  5. Despite limited success in broadening participation in engineering with rural and Appalachian youth, there remain challenges such as misunderstandings around engineering careers, misalignments with youth’s sociocultural background, and other environmental barriers. In addition, middle school science teachers may be unfamiliar with engineering or how to integrate engineering concepts into science lessons. Furthermore, teachers interested in incorporating engineering into their curriculum may not have the time or resources to do so. The result may be single interventions such as a professional development workshop for teachers or a career day for students. However, those are unlikely to cause major change or sustained interest development. To address these challenges, we have undertaken our NSF ITEST project titled, Virginia Tech Partnering with Educators and Engineers in Rural Schools (VT PEERS). Through this project, we sought to improve youth awareness of and preparation for engineering related careers and educational pathways. Utilizing regular engagement in engineering-aligned classroom activities and culturally relevant programming, we sought to spark an interest with some students. In addition, our project involves a partnership with teachers, school districts, and local industry to provide a holistic and, hopefully, sustainable influence. By engaging over time we aspired to promote sustainability beyond this NSF project via increased teacher confidence with engineering related activities, continued integration within their science curriculum, and continued relationships with local industry. From the 2017-2020 school years the project has been in seven schools across three rural counties. Each year a grade level was added; that is, the teachers and students from the first year remained for all three years. Year 1 included eight 6th grade science teachers, year 2 added eight 7th grade science teachers, and year 3 added three 8th grade science teachers and a career and technology teacher. The number of students increased from over 500 students in year 1 to over 2500 in year 3. Our three industry partners have remained active throughout the project. During the third and final year in the classrooms, we focused on the sustainable aspects of the project.

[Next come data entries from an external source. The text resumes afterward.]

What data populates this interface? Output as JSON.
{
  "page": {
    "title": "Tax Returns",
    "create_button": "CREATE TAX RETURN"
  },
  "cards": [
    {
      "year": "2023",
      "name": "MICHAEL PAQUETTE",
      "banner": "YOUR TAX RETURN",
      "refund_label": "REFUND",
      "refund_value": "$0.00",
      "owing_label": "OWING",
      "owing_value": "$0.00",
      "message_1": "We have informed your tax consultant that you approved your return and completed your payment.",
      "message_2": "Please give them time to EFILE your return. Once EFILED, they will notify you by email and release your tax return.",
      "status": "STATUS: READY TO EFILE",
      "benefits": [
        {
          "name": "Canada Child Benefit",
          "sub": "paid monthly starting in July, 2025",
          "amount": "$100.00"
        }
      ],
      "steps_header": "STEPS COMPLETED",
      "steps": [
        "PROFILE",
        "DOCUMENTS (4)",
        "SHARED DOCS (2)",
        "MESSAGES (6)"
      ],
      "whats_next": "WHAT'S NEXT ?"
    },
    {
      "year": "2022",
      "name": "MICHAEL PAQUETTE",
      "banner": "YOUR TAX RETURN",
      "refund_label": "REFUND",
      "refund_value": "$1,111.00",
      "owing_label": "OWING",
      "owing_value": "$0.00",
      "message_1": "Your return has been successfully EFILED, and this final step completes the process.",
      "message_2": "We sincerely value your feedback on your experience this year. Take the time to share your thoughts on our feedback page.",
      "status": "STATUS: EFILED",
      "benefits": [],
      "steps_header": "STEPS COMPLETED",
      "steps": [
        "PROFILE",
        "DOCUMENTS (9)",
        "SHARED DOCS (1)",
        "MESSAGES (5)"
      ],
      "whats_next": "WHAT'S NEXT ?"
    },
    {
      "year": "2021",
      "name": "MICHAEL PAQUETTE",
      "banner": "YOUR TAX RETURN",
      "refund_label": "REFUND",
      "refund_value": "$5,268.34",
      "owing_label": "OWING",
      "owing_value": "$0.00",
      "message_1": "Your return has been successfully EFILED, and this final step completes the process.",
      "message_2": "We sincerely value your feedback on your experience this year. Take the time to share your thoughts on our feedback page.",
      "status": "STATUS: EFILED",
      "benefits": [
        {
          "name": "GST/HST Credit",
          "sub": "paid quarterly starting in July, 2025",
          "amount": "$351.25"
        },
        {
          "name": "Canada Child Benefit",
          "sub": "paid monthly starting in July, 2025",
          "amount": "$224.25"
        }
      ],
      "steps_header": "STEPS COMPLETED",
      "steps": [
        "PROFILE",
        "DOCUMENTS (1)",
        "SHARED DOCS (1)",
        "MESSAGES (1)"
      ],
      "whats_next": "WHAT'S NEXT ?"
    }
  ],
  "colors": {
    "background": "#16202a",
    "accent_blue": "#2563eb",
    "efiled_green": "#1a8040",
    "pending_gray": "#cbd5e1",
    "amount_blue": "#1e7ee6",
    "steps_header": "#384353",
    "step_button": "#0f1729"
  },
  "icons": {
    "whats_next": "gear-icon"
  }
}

In particular, on how the intervention support has evolved each year based on data, support requests from the school divisions, and in scaffolding “ownership” of the engineering activities. Qualitative data were used to support our understanding of teachers’ confidence to incorporate engineering into their lessons plans and how their confidence changed over time. Noteworthy, our student data analysis resulted in an instrument change for the third year; however due to COVID, pre and post data was limited to schools who taught on a semester basis. Throughout the project we have utilized the ITEST STEM Workforce Education Helix model to support a pragmatic approach of our research informing our practice to enable an “iterative relationship between STEM content development and STEM career development activities… within the cultural context of schools, with teachers supported by professional development, and through programs supported by effective partnerships.” For example, over the course of the project, scaffolding from the University leading interventions to teachers leading interventions occurred. 
    more » « less